COPPER is the most important industrial metal from an investment standpoint. About 40% of the world's copper is used for electrical wiring and cabling. By weight, copper is the best conductor of electricity and heat. It is also used in plumbing (9%), construction (9%), transportation (8%), and other industries. Mandatory recycled content for copper has increased demand for scrap copper. This is a positive for the long-term outlook for copper supply. The demand for copper is expected to grow over the next decade as economies recover from the 2008 Financial Crisis and technological innovations are adopted. A potential downside is that copper is highly susceptible to the effects of adverse weather. This was demonstrated by the 2010 Pakistan floods, which resulted in a 60% drop in copper prices due to a decline in supply.
ALUMINIUM is a lightweight, corrosion-resistant metal that is used in a wide variety of industrial applications such as beverage cans, car parts, and building materials. The world's largest producers of aluminum are China, Russia, Brazil, and Canada, but the U.S. is the largest consumer. In 2018, the U.S. was importing about 90% of the aluminum needed for its manufacturing sector. There is a risk that a trade war could disrupt the supply of aluminum from China. The U.S. has imposed tariffs on Chinese imports, and China has responded with tariffs of its own. The U.S. government may also increase tariffs on imports from Canada, Brazil, and other countries that produce aluminum, due to national security concerns.

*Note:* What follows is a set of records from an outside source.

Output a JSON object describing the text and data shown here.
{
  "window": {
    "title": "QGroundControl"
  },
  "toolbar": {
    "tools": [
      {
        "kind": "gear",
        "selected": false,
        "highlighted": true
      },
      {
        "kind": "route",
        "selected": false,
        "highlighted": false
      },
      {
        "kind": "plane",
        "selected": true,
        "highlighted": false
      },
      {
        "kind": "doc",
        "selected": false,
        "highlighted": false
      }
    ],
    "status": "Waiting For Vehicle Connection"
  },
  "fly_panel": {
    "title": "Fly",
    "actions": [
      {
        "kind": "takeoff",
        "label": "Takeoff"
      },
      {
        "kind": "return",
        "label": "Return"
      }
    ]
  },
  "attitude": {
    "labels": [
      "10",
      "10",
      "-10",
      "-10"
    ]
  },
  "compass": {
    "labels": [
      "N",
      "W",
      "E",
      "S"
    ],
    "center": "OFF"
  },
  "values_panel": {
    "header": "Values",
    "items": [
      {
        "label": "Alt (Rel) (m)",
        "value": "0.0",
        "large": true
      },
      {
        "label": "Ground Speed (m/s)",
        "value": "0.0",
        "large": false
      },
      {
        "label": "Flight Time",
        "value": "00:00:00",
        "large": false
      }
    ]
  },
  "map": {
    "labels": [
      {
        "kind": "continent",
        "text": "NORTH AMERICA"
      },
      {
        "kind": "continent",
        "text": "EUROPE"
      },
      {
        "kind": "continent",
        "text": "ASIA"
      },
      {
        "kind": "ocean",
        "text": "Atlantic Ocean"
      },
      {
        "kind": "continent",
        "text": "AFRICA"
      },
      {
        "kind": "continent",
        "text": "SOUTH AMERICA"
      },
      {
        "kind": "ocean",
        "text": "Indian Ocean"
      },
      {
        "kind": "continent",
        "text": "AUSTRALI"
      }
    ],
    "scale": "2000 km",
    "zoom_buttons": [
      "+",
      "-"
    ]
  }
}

ZINC is used to produce goods such as paints, rubber, batteries, and plastics. It is a byproduct of many processes, including the extraction of iron ore. This means there is little risk of a shortage, as iron ore is abundant and it would be uneconomical to produce zinc only for its own sake. Zinc is used in many ways in the construction space. The U.S. government uses zinc to produce coins, and it is also used in paint, rubber, and batteries. Zinc is traded on the London Metal Exchange and the New York Mercantile Exchange.
Nickel is an important industrial metal used in stainless steel and other alloys, batteries, and in chemical processing. The majority of the world's nickel is produced from the sulfide ore found in the Sudbury Basin in Ontario, Canada. Nickel is a byproduct of copper and gold mining in the Sudbury Basin. Like other industrial commodities, nickel is susceptible to fluctuations in demand driven by changes in the global economy. In 2011, for example, strong Chinese demand for nickel led to a spike in prices.
IRON ORE is a major source of iron and is primarily used in the steel-making process. China is the largest producer and consumer of iron ore, and it accounts for half of the global supply. The U.S. is the world's largest importer of iron ore, and Brazil is the largest exporter. The demand for iron ore is expected to increase over the next decade as the world's population grows and economies recover from the financial crisis. The iron ore industry has been plagued by oversupply and price declines since 2011. This led to a period of weak profits for mining companies. Prices have recovered somewhat in recent years due to reduced supply and uncertainty surrounding trade with China.
GOLD is an important industrial metal used in electronics, jewelry, and in the production of dental fillings. The majority of gold is produced as a byproduct of copper and silver mining. Gold is a commodity, but is also an investment option. Gold is a haven investment that tends to rise during times of economic uncertainty. It doesn't correlate to the stock market and is less volatile than other commodities like oil. The price of gold is highly sensitive to rising interest rates. This is because gold does not pay interest and is seen by investors as an alternative to cash. Conversely, gold prices fall when rates fall.
Industrial metals are important commodities that are used in many industries, including construction, transportation, and manufacturing. Industrial metals are sensitive to changes in supply and demand, as well as volatile pricing. Investing in industrial metals directly has its risks but may be a good diversification tool for an investor’s portfolio.